▶ _Your task_: Leaving out all images, return the entries below exactly.

━━━━━ Data for this task ━━━━━

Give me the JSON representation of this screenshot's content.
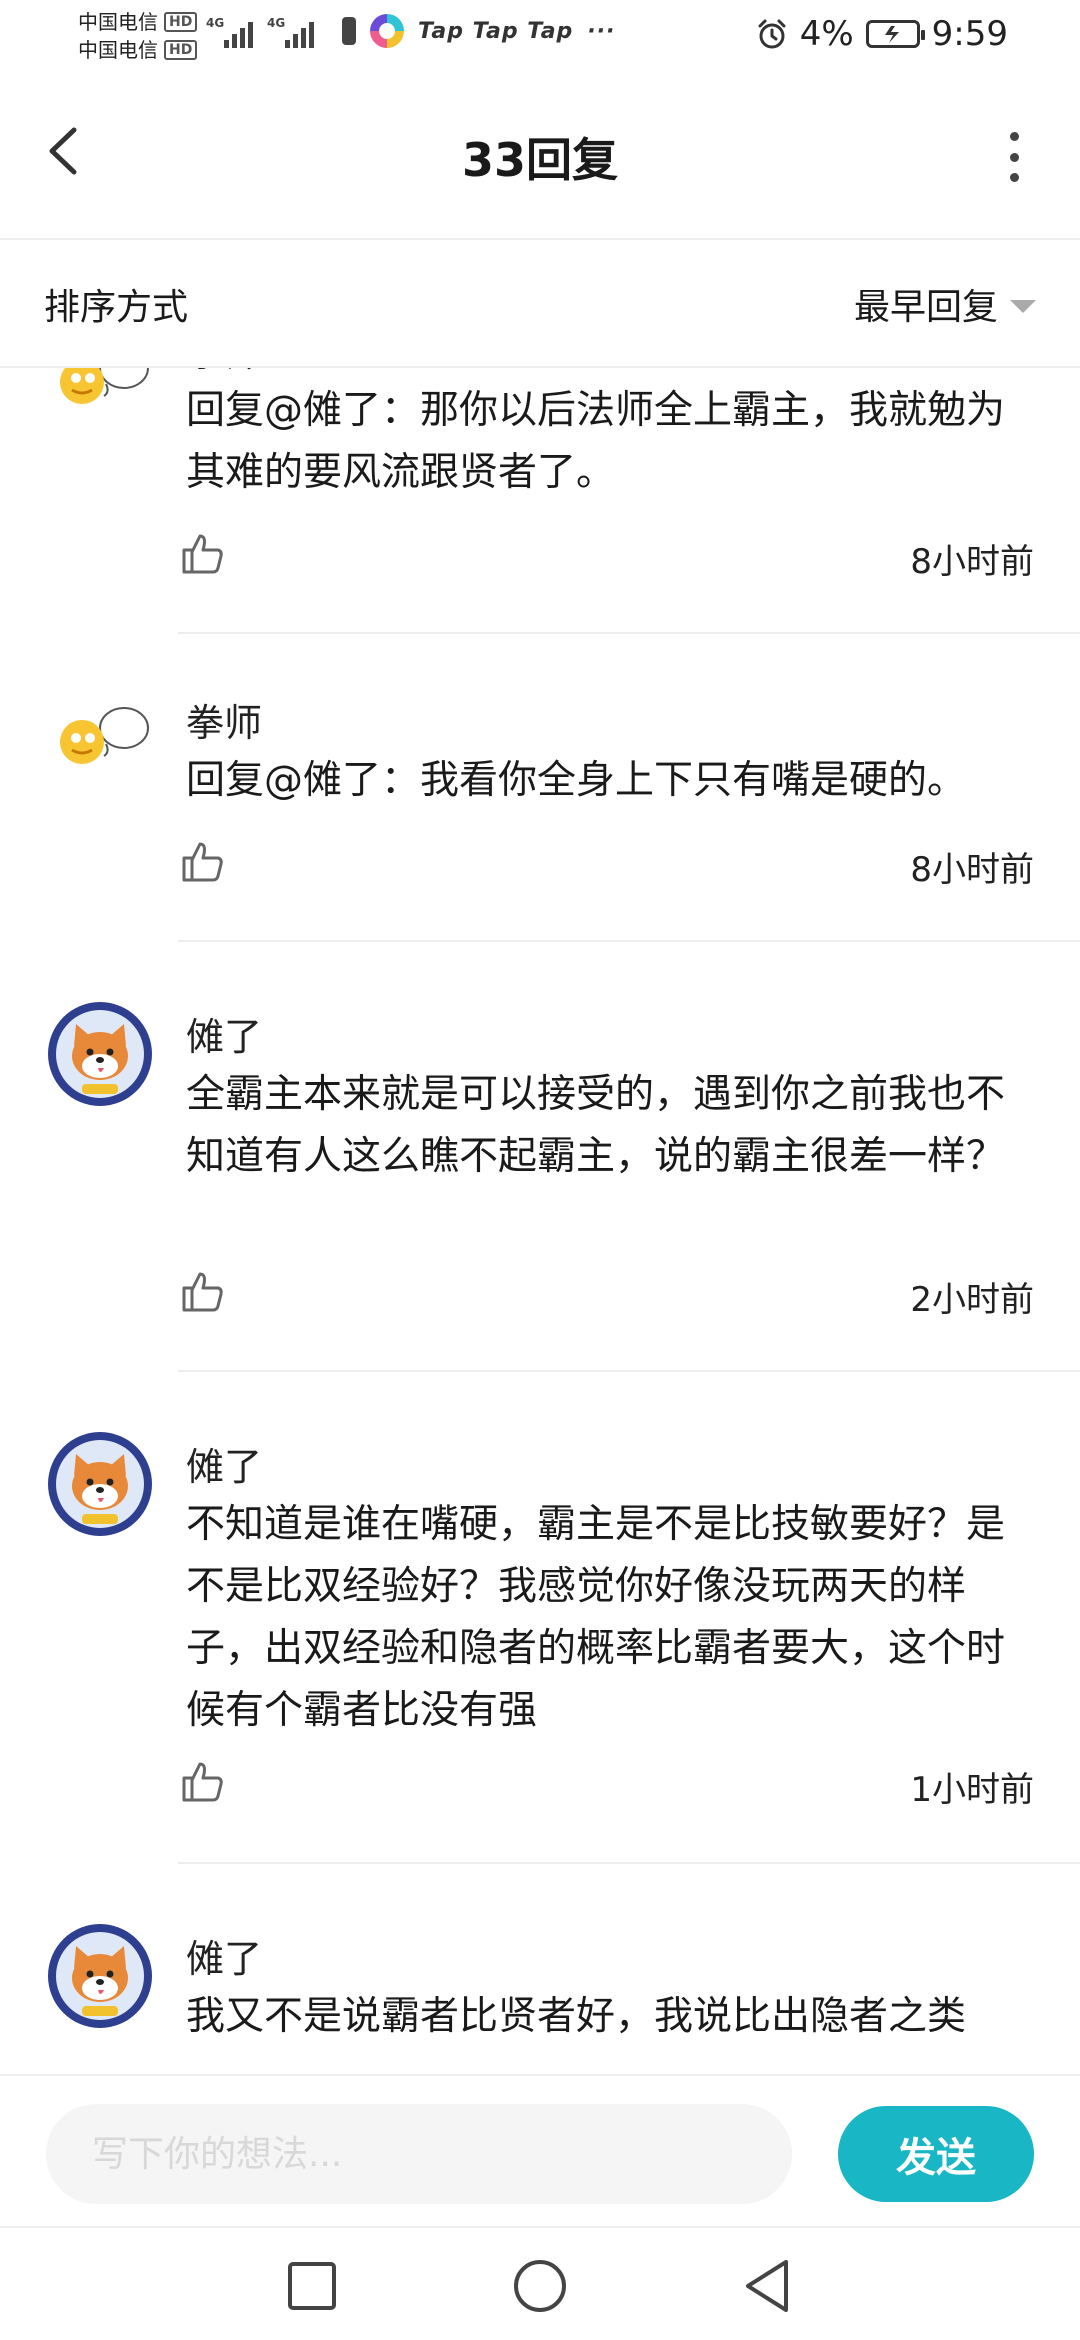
{
  "status_bar": {
    "carrier_1": "中国电信",
    "carrier_2": "中国电信",
    "hd": "HD",
    "net_1": "4G",
    "net_2": "4G",
    "tap_text": "Tap Tap Tap",
    "more": "···",
    "battery": "4%",
    "time": "9:59"
  },
  "header": {
    "title": "33回复"
  },
  "sort": {
    "label": "排序方式",
    "selected": "最早回复"
  },
  "comments": [
    {
      "author": "拳师",
      "text": "回复@傩了：那你以后法师全上霸主，我就勉为其难的要风流跟贤者了。",
      "time": "8小时前",
      "avatar": "smiley-avatar"
    },
    {
      "author": "拳师",
      "text": "回复@傩了：我看你全身上下只有嘴是硬的。",
      "time": "8小时前",
      "avatar": "smiley-avatar"
    },
    {
      "author": "傩了",
      "text": "全霸主本来就是可以接受的，遇到你之前我也不知道有人这么瞧不起霸主，说的霸主很差一样？",
      "time": "2小时前",
      "avatar": "shiba-avatar"
    },
    {
      "author": "傩了",
      "text": "不知道是谁在嘴硬，霸主是不是比技敏要好？是不是比双经验好？我感觉你好像没玩两天的样子，出双经验和隐者的概率比霸者要大，这个时候有个霸者比没有强",
      "time": "1小时前",
      "avatar": "shiba-avatar"
    },
    {
      "author": "傩了",
      "text": "我又不是说霸者比贤者好，我说比出隐者之类",
      "time": "",
      "avatar": "shiba-avatar"
    }
  ],
  "input": {
    "placeholder": "写下你的想法..."
  },
  "send": {
    "label": "发送"
  },
  "colors": {
    "accent": "#19b6c5",
    "divider": "#eeeeee",
    "text": "#1a1a1a"
  }
}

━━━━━

▶ _Exercise answer_:
Give me the JSON representation of this screenshot's content.
{
  "status_bar": {
    "carrier_1": "中国电信",
    "carrier_2": "中国电信",
    "hd": "HD",
    "net_1": "4G",
    "net_2": "4G",
    "tap_text": "Tap Tap Tap",
    "more": "···",
    "battery": "4%",
    "time": "9:59"
  },
  "header": {
    "title": "33回复"
  },
  "sort": {
    "label": "排序方式",
    "selected": "最早回复"
  },
  "comments": [
    {
      "author": "拳师",
      "text": "回复@傩了：那你以后法师全上霸主，我就勉为其难的要风流跟贤者了。",
      "time": "8小时前",
      "avatar": "smiley-avatar"
    },
    {
      "author": "拳师",
      "text": "回复@傩了：我看你全身上下只有嘴是硬的。",
      "time": "8小时前",
      "avatar": "smiley-avatar"
    },
    {
      "author": "傩了",
      "text": "全霸主本来就是可以接受的，遇到你之前我也不知道有人这么瞧不起霸主，说的霸主很差一样？",
      "time": "2小时前",
      "avatar": "shiba-avatar"
    },
    {
      "author": "傩了",
      "text": "不知道是谁在嘴硬，霸主是不是比技敏要好？是不是比双经验好？我感觉你好像没玩两天的样子，出双经验和隐者的概率比霸者要大，这个时候有个霸者比没有强",
      "time": "1小时前",
      "avatar": "shiba-avatar"
    },
    {
      "author": "傩了",
      "text": "我又不是说霸者比贤者好，我说比出隐者之类",
      "time": "",
      "avatar": "shiba-avatar"
    }
  ],
  "input": {
    "placeholder": "写下你的想法..."
  },
  "send": {
    "label": "发送"
  },
  "colors": {
    "accent": "#19b6c5",
    "divider": "#eeeeee",
    "text": "#1a1a1a"
  }
}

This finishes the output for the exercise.